As Levy pointed out in his blog, after a race, triathletes don’t really go on break, but continue training for the next one. There are still several races to go in the triathlon season, and I made a list here.
Each race venue is unique, and as you do a repeat of those races, you sort of prepare yourself for it. In this regard, triathlon is like golf, each course with it’s unique challenges. Punta Fuego has become legendary for it’s killer hills, and I’m not sure if I’m going to do a repeat of that (well maybe if I bring a mountain bike). Just like Subic and White Rock, it’s also open water swim, something to prepare as well for first-timers. White Rock has a predominantly flat course, 90 kms of it, and that’s the time to snap on those aerobars.
Of course, even the sprint triathlons have challenging courses. Ayala Alabang’s hills can be quite a challenge. UPLB is unique in that the swim is done in a 5-lane 20 meter pool. The 800m distance has to be covered by doing 8 circuits in the pool, the challenge here being how to count your loops.
I wonder how the courses are in Cebu and Davao. I’m sure they’re beautiful. It would be even great to join the races abroad like Singapore’s Aviva 70.3 (registration still open, pwede pa!) or the Hongkong Triathlon. Hmmm, well maybe next year.

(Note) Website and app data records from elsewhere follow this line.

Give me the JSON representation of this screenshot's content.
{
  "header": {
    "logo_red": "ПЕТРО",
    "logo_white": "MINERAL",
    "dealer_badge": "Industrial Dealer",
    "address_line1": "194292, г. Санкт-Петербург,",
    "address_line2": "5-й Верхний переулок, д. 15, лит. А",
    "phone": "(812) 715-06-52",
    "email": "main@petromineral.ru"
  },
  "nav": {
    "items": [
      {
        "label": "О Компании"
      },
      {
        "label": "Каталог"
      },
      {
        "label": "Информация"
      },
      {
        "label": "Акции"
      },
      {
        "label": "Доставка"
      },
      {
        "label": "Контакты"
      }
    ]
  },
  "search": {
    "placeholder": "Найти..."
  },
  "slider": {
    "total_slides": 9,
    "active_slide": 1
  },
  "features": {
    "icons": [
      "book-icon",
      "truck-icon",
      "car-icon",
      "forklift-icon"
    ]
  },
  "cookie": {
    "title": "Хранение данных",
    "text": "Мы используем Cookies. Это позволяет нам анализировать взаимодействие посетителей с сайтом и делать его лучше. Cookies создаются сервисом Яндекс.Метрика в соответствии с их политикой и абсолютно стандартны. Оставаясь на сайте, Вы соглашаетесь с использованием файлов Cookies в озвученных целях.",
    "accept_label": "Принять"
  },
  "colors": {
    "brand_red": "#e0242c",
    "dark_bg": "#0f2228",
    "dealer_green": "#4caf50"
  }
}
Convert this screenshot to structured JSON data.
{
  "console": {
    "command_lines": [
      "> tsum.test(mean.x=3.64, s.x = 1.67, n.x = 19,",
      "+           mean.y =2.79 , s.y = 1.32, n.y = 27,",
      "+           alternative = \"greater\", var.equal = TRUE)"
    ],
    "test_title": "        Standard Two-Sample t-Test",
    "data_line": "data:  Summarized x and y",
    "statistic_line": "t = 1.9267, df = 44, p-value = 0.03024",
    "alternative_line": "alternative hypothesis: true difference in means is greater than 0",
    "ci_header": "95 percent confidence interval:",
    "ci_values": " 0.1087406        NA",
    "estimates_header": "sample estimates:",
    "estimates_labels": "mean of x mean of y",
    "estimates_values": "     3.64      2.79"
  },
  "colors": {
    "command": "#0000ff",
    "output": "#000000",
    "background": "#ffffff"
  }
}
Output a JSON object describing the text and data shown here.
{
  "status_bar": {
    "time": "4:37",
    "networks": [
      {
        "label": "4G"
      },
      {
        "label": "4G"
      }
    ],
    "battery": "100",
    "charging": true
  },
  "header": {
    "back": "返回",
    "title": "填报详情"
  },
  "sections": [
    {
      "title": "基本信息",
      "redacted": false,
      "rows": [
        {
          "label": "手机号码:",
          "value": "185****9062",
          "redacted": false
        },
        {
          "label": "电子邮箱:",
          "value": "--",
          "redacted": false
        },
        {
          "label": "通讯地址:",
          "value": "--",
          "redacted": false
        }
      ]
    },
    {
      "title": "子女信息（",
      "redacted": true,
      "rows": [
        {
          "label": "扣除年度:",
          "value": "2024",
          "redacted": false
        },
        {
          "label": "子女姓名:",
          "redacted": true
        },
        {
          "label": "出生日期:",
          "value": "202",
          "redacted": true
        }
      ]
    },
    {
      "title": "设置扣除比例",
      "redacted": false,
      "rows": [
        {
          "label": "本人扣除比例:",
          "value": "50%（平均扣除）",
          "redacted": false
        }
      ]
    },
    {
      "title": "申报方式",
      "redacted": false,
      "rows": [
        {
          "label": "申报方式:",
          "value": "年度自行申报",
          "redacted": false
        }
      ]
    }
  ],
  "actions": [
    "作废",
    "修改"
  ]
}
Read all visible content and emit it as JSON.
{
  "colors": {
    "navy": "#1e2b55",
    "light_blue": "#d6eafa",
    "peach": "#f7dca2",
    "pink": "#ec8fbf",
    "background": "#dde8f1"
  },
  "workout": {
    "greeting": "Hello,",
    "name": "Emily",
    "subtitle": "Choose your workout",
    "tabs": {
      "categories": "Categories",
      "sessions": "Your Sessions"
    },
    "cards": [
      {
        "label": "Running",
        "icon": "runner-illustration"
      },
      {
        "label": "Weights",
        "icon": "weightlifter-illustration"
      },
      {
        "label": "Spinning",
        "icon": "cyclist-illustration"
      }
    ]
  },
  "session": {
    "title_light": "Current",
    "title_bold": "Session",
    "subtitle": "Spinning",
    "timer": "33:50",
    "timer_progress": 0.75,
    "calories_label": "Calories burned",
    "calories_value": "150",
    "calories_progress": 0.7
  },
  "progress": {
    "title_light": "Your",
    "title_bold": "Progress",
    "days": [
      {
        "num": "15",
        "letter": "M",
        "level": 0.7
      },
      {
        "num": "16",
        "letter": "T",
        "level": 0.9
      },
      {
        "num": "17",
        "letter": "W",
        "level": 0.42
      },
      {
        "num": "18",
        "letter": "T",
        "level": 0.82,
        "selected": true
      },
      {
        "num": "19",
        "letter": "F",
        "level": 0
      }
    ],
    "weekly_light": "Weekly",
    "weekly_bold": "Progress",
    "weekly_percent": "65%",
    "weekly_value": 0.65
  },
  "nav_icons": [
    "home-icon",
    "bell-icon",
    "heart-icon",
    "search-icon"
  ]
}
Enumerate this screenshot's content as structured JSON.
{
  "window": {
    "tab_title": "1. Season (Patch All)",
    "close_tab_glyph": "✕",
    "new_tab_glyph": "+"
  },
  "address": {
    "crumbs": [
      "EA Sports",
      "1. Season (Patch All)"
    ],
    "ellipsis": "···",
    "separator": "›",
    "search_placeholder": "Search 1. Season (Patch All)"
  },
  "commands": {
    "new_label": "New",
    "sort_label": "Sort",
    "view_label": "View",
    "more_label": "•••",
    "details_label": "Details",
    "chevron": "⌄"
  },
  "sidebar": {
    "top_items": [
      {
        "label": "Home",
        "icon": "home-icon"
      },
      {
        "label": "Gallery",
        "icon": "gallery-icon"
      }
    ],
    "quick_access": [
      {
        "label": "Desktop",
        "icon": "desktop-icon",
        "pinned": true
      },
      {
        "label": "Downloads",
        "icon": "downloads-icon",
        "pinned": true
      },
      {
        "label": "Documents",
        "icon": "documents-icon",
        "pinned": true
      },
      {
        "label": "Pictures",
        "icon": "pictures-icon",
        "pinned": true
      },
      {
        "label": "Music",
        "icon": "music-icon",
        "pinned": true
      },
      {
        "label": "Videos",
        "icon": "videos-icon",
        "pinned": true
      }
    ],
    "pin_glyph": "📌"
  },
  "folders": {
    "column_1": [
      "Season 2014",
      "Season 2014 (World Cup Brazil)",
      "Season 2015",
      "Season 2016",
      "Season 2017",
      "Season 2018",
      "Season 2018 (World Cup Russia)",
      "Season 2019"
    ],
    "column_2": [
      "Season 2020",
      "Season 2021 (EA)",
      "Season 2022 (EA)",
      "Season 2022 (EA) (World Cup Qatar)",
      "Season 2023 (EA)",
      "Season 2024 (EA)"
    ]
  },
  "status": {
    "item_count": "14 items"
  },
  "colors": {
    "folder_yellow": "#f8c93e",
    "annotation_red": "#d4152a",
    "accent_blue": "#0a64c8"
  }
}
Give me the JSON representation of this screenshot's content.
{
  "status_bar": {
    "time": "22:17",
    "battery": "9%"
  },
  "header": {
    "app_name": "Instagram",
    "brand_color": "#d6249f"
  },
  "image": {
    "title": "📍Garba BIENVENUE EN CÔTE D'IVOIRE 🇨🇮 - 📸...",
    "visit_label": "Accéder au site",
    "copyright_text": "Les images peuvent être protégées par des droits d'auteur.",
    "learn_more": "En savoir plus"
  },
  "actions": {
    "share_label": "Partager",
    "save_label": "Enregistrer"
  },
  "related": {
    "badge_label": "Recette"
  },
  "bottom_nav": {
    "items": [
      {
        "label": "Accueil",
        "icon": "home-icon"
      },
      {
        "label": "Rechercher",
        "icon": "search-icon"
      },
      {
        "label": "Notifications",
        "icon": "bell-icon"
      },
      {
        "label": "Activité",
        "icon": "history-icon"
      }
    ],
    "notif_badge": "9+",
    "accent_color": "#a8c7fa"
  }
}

After all these races, then maybe it’s the time to go on break, the so-called off-season. But then I’m sure triathletes, addicted as they are, will continue to look for and join fun runs and long rides. It simply becomes part of the system, and they will go on training, if not to prepare for next year’s races, at least to shake off the holiday pounds.